For NFL fans, August is a month of restrained enthusiasm; NFL teams give their first taste of the season to come and optimism runs rampant as the regular season approaches. But, for those betting on pro football, the preseason is already the beginning of NFL betting. While the results may not matter for the NFL standings, the preseason is a golden opportunity for NFL bettors to make some serious money. The unique nature of the NFL preseason offers a number of ways to bet strategically and successfully.
Rule #1: Evaluate Depth in NFL Preseason Betting
While depth shouldn’t be understated when it comes to regular season success, it may be the single greatest factor in predicting the outcome of preseason football. An NFL team’s first string will play up to a half of football in a preseason game depending on the circumstances, but by the time the fourth quarter has begun, the game is often being decided by players buried on the depth chart fighting tooth-and-nail to make the 53 man roster.
The easiest and most important position to evaluate for preseason performance is often the quarterback. The quality of the starting quarterback is usually obvious, but the second, third, and even fourth string QBs become much tougher to predict. Experience in a coach’s system can become very important. Veterans with a number of years running the same offense can often pick apart an opponent’s makeshift defense. On the other hand, an undrafted rookie quarterback coming from a spread offense (which is often the type of player attempting to lead the team in the fourth quarter) will struggle to make the proper reads and will have more issues turning the ball over. NFL teams with multiple players competing for the starting QB spot may have better overall play than a team with an entrenched starter and little depth. The Seattle Seahawks (Tarvaris Jackson, Matt Flynn, and Russell Wilson) and Tennessee Titans (Matt Hasselbeck and Jake Locker) are great examples of this in 2012.

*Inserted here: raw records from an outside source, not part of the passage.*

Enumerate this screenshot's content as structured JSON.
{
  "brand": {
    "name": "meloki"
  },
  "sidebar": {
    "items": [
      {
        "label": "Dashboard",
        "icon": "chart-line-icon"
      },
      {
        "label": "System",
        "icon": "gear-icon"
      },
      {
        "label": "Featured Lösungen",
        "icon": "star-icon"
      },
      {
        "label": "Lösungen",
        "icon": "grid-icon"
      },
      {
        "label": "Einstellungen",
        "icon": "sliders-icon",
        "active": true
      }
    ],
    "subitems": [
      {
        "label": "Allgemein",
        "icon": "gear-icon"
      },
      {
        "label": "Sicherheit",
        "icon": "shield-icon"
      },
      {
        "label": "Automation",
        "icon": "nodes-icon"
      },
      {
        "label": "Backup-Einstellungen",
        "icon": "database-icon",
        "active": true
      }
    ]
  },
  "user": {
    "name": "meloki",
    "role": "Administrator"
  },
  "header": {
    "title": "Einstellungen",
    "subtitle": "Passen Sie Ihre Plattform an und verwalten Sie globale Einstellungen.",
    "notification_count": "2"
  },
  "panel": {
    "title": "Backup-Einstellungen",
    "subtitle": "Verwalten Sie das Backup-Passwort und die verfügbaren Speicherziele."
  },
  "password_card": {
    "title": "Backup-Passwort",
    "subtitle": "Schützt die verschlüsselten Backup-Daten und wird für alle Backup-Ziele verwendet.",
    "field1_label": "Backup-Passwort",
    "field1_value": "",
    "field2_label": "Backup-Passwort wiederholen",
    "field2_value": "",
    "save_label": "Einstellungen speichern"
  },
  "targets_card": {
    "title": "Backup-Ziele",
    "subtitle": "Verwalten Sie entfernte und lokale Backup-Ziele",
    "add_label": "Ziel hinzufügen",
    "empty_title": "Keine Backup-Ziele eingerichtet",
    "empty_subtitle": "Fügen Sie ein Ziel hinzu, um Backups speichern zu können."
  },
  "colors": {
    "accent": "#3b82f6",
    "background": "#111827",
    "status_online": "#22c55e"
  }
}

Look for teams that may be loaded with talent at the bottom half of the roster. For this, you may want to examine a team’s class of undrafted free agents to see which NFL teams landed several sought after players. NFL teams with a reputation for successfully drafting and developing players will often have a deep group of players competing against each other.
Rule #2: Know Who’s Suiting Up for NFL betting
The state of an injury report in the NFL is important during the regular season, but is usually more transparent than an injury report in the preseason. In the preseason, starters with minor injuries are likely to sit, and star players will occasionally sit out even when they’re completely healthy. Waiting until the final hour before a preseason game to place a bet will avoid the gut-wrenching instance of seeing the team you picked place a slate of key players on the inactive list. Biding your time to figure out who will be playing (and for how long) will let you know which teams to wager on and which to wager against. If you’re looking for an earlier scoop, try perusing the websites of local newspapers to see what beat writers already know.
Rule #3: Special Teams Matters when betting on the NFL
For a huge number of players competing for a roster spot, the best way to make an impression is on special teams. Because the special teams units are made up primarily of backup players in their first NFL games, it becomes incredibly difficult to predict. The outcome of many preseason games can swing drastically on any given return. Explosive return men can take advantage of coverage teams that over-pursue or find themselves out of position. Try to find teams with successful return men, whether their success to this point has been at the pro or collegiate level. A player skilled at reading holes in the return game can capitalize in the preseason.